Coleman made the announcement with Foundation president and chief operating officer Della Britton Baeza at the annual Jackie Robinson Foundation Dinner in the Grand Ballroom of the Waldorf Astoria Hotel on Monday night. The dinner was first orchestrated by Rachel Robinson, Jackie's widow and the organization's founder, in 1973, the year after he died.
The Foundation, created as a legacy to the player who broke the color line as an infielder with the Brooklyn Dodgers in 1947 and later a committed campaigner for civil rights, is a non-profit organization providing college scholarships and leadership training. This year, 271 students enrolled at 93 institutions in 30 states will receive $3.1 million in scholarship support. Scholars over the years maintained a 97-percent graduate rate, more than twice the national average for minority students.
"It will tell the story of Jackie Robinson in the context of the world in which Jackie grew up," Baeza said of the museum, a pantheon configuration that will stand at the corner of Varick and Canal Streets as part of the downtown renovation. "It will, of course, tell the story of Jackie's heroism, and it will also tell the story of some other pioneers who worked alongside Jackie, shared his challenges, and like him changed this nation forever, to a point where we are witnessing a woman and an African-American man that are respectively competing for the highest office in this country."
Sharon Robinson, Jackie's and Rachel's daughter, said, "My mother was such a visionary that she probably knew about the planning of such a museum. Growing up, we had a trophy room in our house. My mother was amazing because she kept every letter, every trophy so we can have a Jackie Robinson Museum. It will serve not only as an enduring tribute but also as a place to inspire children and adults alike."
Mets chairman and chief operating officer Fred Wilpon and Yawkey Foundation chairman John Harrington, former managing general partner of the Red Sox, were in attendance and received from Sharon Robinson sets of gold cufflinks minted in 1997 with the Jackie Robinson Foundation logo "as a very small token of our gratitude," she said.
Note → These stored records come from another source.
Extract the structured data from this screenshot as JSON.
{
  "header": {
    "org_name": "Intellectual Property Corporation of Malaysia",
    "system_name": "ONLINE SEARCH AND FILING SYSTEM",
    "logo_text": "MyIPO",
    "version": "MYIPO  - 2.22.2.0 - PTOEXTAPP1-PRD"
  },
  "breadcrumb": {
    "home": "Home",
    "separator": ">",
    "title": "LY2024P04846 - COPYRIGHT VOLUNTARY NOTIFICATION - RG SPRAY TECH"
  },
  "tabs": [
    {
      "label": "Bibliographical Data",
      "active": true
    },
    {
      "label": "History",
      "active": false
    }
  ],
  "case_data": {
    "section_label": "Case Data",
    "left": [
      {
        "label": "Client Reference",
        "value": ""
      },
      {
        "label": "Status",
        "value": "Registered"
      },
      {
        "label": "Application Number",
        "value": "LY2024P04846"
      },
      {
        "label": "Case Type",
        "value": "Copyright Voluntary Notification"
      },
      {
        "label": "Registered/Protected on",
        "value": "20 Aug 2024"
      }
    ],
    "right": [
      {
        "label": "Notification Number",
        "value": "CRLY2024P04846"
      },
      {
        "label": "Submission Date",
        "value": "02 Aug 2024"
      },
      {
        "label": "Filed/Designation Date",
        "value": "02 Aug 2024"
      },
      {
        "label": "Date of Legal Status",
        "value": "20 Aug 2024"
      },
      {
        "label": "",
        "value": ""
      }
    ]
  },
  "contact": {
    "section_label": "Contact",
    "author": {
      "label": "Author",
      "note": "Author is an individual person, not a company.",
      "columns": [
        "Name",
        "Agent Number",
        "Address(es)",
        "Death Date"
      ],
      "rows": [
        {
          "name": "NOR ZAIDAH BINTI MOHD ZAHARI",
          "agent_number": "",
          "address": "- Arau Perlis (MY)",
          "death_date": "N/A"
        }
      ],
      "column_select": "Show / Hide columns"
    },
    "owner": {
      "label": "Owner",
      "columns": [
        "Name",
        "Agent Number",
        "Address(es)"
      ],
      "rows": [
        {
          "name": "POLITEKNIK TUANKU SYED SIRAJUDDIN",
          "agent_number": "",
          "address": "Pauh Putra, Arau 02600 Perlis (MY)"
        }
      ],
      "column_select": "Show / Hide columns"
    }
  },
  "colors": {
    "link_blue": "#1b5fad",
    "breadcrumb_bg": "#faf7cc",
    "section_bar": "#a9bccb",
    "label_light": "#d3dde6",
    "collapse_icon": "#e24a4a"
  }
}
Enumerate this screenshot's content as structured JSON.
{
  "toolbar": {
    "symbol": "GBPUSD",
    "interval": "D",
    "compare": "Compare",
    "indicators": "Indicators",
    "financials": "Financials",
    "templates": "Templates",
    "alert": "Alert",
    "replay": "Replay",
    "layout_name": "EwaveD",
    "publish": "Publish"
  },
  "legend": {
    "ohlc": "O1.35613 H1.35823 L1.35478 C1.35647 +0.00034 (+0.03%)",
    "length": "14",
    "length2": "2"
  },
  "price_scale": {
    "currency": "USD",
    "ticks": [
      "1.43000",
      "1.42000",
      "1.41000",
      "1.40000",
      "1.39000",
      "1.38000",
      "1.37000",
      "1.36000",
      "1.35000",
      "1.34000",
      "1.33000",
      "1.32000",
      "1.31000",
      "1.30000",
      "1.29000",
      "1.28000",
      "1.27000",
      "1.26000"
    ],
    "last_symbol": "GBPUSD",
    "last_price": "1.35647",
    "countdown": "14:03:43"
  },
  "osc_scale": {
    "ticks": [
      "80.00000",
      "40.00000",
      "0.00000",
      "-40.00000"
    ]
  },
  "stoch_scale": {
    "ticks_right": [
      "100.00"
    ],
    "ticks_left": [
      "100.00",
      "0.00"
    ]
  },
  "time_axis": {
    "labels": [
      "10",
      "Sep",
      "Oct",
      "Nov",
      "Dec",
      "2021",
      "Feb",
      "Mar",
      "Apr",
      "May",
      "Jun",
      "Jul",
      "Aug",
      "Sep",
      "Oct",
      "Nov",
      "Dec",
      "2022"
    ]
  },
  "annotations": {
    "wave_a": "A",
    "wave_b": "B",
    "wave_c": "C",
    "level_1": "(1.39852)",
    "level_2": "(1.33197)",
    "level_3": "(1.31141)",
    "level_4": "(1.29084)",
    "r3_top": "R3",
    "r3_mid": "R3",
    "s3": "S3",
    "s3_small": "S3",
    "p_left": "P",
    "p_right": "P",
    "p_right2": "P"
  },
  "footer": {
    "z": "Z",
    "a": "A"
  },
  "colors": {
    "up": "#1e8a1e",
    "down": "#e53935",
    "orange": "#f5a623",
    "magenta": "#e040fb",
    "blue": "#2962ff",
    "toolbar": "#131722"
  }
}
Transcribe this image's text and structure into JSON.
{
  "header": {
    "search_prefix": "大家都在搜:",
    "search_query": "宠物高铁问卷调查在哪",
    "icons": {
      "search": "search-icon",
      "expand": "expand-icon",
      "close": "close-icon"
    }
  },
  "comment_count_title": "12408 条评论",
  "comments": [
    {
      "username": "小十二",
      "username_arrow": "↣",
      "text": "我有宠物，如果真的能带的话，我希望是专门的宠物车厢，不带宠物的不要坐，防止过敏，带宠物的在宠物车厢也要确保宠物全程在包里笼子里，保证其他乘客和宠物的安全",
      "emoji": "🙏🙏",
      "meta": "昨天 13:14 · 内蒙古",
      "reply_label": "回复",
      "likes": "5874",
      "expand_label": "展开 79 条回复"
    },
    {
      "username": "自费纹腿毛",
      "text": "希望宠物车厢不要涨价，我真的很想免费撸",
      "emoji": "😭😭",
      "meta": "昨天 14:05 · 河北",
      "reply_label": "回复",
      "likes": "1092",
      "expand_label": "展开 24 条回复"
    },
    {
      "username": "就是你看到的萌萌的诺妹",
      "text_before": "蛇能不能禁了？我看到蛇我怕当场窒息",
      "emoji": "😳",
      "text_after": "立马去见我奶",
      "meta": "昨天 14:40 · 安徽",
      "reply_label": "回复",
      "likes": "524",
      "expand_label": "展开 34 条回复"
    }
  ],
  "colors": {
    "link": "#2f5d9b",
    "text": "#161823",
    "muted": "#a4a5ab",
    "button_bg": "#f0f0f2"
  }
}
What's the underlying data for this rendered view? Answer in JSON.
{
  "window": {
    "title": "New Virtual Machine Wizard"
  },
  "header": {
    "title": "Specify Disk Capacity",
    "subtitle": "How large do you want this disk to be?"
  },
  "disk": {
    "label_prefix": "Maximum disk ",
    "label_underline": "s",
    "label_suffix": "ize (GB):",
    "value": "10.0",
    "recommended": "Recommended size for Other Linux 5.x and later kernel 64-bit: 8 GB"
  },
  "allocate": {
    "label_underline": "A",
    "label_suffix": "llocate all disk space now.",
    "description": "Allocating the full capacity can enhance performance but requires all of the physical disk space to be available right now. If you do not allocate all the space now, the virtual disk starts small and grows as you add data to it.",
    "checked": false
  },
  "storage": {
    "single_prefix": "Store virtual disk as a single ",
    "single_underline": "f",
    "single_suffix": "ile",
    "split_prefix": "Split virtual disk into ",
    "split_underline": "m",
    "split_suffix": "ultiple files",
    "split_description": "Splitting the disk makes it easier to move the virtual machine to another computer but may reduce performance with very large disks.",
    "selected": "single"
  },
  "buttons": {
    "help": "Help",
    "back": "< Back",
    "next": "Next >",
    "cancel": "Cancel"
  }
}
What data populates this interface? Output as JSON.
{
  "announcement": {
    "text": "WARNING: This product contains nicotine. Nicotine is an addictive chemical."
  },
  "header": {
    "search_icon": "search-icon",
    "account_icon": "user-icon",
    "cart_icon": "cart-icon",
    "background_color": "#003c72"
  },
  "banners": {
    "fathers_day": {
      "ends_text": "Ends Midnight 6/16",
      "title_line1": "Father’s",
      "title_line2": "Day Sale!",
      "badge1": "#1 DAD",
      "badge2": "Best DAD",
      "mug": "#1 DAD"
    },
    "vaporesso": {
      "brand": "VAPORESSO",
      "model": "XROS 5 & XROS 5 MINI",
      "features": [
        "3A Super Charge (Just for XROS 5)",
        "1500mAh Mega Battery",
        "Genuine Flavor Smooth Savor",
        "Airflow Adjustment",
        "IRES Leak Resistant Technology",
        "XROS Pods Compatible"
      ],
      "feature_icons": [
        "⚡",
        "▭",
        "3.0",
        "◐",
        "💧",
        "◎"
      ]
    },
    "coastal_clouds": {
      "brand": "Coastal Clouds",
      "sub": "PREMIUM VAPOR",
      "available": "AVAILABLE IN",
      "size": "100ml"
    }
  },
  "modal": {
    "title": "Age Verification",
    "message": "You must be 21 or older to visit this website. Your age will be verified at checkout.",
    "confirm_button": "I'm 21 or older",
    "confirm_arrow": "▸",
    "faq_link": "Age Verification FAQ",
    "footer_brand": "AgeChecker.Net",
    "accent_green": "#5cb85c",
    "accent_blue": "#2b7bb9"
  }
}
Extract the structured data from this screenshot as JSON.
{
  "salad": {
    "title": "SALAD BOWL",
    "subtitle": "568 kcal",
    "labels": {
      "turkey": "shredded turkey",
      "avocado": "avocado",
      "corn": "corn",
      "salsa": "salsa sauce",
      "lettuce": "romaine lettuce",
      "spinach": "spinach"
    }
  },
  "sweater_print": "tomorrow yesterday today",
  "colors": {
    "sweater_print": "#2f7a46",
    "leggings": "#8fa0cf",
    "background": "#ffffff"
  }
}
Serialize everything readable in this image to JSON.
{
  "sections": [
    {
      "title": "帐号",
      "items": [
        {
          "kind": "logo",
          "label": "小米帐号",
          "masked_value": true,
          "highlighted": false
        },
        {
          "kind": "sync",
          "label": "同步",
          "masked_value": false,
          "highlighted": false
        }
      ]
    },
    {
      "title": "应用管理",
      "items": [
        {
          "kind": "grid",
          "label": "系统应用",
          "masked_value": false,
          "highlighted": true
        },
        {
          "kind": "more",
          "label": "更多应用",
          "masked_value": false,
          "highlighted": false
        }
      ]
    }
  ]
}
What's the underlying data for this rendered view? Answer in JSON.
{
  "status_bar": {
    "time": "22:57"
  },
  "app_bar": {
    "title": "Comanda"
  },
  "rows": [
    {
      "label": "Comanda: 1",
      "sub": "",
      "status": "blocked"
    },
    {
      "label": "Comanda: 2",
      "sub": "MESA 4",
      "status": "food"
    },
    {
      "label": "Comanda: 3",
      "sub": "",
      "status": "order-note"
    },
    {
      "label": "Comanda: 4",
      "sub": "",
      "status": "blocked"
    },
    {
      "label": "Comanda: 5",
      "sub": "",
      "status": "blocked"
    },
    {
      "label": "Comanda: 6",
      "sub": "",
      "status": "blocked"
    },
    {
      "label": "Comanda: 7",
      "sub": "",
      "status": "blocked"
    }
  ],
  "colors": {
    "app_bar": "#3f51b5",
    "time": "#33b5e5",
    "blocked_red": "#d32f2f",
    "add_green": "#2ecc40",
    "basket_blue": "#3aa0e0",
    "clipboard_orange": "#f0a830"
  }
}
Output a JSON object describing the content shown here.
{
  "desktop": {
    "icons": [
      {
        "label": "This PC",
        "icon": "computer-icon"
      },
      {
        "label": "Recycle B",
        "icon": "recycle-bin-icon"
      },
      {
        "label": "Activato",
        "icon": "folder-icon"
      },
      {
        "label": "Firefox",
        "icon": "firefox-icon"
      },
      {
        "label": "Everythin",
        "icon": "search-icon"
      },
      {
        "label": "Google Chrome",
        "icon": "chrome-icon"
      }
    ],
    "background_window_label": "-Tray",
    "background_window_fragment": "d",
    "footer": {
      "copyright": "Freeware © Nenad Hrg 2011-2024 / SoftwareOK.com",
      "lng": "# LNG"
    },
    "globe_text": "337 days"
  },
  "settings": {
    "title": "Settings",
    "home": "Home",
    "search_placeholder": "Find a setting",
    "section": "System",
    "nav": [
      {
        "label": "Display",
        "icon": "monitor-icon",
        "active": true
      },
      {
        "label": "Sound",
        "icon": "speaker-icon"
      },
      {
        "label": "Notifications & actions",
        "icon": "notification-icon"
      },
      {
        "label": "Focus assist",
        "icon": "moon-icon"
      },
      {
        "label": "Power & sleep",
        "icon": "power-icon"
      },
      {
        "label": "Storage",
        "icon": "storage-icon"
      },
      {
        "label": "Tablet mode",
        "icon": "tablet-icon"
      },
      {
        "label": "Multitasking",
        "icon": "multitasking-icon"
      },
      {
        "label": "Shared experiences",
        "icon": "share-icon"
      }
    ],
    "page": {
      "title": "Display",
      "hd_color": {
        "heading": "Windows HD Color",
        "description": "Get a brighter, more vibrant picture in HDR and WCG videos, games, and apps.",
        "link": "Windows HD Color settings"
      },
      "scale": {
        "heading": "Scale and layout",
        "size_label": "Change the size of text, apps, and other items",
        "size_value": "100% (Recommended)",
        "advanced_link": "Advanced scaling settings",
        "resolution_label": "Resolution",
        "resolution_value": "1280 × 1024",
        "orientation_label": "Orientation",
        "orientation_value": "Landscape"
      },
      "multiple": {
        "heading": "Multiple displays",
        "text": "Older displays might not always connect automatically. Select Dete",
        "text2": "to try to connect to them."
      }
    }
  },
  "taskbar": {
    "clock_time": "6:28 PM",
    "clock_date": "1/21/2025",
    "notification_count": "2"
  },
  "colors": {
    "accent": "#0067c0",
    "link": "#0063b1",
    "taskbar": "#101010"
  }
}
Coleman also made mention of the contributions of Philip Knight, co-founder and chairman of Nike, and Yankees principal owner George Steinbrenner, neither of whom could attend.
"It took one phone call to George Steinbrenner," Coleman said, "He said, 'We are in,' and they were in for seven figures. We're well on our way to making the Jackie Robinson Museum a reality."
Actor-comedian Bill Cosby was the master of ceremonies for the dinner, which also served to honor for their humanitarian efforts Oscar-winning filmmaker George Lucas of the "Star Wars" and "Indiana Jones" sagas, recording industry pioneer Clive Davis and Dr. Johnnetta B. Cole, president emerita of Bennett College for Women and Spelman College.
Lucas received the ROBIE Achievement in Industry Award, presented by actor Jimmy Smits. Davis was awarded the Lifetime Achievement Award, presented by Tony Award winning actress Julie White. Dr. Cole was the recipient of the ROBIE Humanitarian Award, presented by producer-author Dr. Camille Cosby, the emcee's wife.
The Mets and Yankees are among nine Major League Clubs, along with the Dodgers, White Sox, Rangers, Marlins, Athletics, Padres and Phillies that contribute funds as sponsors to the Foundation that has provided $16 million in support to nearly 1,200 scholars since its inception.
"Nine down and 21 to go," Baeza said.